TWO RAF servicemen based in Scotland have been removed from frontline duty after graphic pictures emerged appearing to show at least one posing with a dead Taleban fighter in Afghanistan.
Both men serve with 51 Squadron RAF Regiment based at RAF Lossiemouth in Moray.
The Ministry of Defence last night said military police were investigating the photographs, which were taken after a dramatic attack on Camp Bastion in September 2012. Defence chiefs were made aware of the images some weeks ago.
The two RAF gunners were last month on a subsequent tour of Afghanistan and serving on the frontline. An MoD source confirmed they have been withdrawn from those duties. It is not clear if they have been flown back to Scotland.
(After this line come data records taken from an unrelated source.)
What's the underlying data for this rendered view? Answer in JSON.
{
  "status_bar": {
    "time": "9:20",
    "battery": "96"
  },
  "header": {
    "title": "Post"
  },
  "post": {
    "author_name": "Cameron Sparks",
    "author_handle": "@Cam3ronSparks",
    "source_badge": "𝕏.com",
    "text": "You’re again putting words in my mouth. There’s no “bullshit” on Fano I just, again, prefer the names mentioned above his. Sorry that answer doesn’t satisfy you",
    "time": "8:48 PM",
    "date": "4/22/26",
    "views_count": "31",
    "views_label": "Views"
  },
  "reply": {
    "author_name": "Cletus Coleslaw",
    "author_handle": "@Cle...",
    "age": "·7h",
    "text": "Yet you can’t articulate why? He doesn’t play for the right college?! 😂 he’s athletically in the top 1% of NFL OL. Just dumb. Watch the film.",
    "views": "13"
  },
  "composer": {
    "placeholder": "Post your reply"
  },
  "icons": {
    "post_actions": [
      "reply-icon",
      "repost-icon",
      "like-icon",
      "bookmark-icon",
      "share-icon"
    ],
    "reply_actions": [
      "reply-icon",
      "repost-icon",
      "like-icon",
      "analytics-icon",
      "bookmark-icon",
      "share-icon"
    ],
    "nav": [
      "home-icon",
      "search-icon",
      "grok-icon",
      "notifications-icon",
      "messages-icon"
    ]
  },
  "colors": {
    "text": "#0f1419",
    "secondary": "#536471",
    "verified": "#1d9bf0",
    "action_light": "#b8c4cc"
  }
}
In two of the pictures, at least one and possibly two members of the RAF Regiment can be seen kneeling next to the body of a dead insurgent and giving a thumbs-up sign.
It is feared the alleged incident could spark a backlash in Afghanistan against servicemen and women.
The pictures also show some of the damage caused during the attack on the UK’s main base, which left two US marines dead.
Several British personnel were injured in the attack while six United States Harrier jump jets were destroyed and a further two damaged at a cost of tens of millions of pounds.
Prince Harry was serving at the base as a member of the Army Air Corps at the time of the attack on Friday, 14 September.
An RAF spokeswoman said last night: “This type of behaviour is unacceptable and will not be tolerated. The RAF is treating this incident extremely seriously and has launched a military police investigation.”
She added that the Special Investigations Branch were probing the alleged incident.
An RAF source said he was making “no excuses” for the behaviour but said it was important to consider the context.
“This was a long, extensive firefight against a well-drilled, well-armed enemy who was trying to kill them,” the source said.
He spoke of the “heat of conflict”, the “relief of victory” and the “unusual adrenaline-fuelled situation” in which “foolish” things happened.
However, Joanne Mariner, director of law and policy at Amnesty International, said the pictures were “appalling”.
“They violate international humanitarian law standards, including common article 3 of the Geneva Conventions, which prohibit the disrespectful and degrading treatment of the bodies of dead combatants,” she said.
“There must be a thorough and impartial investigation into this incident. It is encouraging to learn that the UK military has instigated one.”
According to a report from the MoD, 15 heavily armed insurgents dressed in United States army uniforms and armed with PKM machine guns, AK-47 rifles and rocket-propelled grenades broke through perimeter defences and initially targeted tower guards with heavy fire under cover of darkness.
RAF Regiment gunners – who guard Camp Bastion against attack – were deployed to retake the airfield and were engaged in a four-hour gun battle with the Taleban.
US and British troops killed 14 of the attackers and wounded the remaining one, who was detained and interrogated.
On their return to Scotland, they received a heroes’ welcome and were praised for their bravery. Station commander of RAF Lossiemouth, Group Captain Ian Gale, commended them
for their “courage and professionalism in the face of the enemy”.
Last month, a report by the Commons cross-party defence committee said British commanders had to “bear a degree of responsibility” for failing to prevent the raid.
Only 11 of 24 guard towers at the base in Helmand province were manned when the insurgents entered the camp.
MPs described the attitude of the MoD as “obstructive and unhelpful” when they were trying to establish the facts of the attack. The committee also said it was “unimpressed” by the evidence from the chief of joint operations, Lt Gen David Capewell.Though the US was responsible for protecting Camp Bastion at the time – and two US marine generals were dismissed as the result of the attack – the defence committee said: “British commanders must bear a degree of responsibility for these systemic failures and associated reputational damage.”
During the 2012 tour of Afghanistan, 150 personnel from Lossiemouth were deployed to protect RAF and US aircraft and helicopters. The gunners were responsible for an area of some 700 square kilometres and also provided protection for the Medical Emergency Response Team, defending a Chinook helicopter while it was collecting casualties.
The Moray-based troops took part in 183 emergency evacuations during their tour, saving both coalition and Afghan lives.
And in July 2012, 51 Squadron took part in Operation Cheetah’s Rising, when helicopter gunners joined forces with US Marines to set up vehicle checkpoints to stop and search suspicious vehicles operating in the area.
The pictures incident is the latest scandal involving soldiers from coalition forces allegedly posing for photos alongside bodies of dead Afghan fighters.
In 2012, president Barack Obama branded the conduct of US soldiers “reprehensible” when it emerged they had been pictured with the remains of dead suicide bombers.
A year earlier, Afghan president Hamid Karzai described the behaviour of US soldiers as “disgusting” when they were shown urinating on the bodies of Taleban fighters.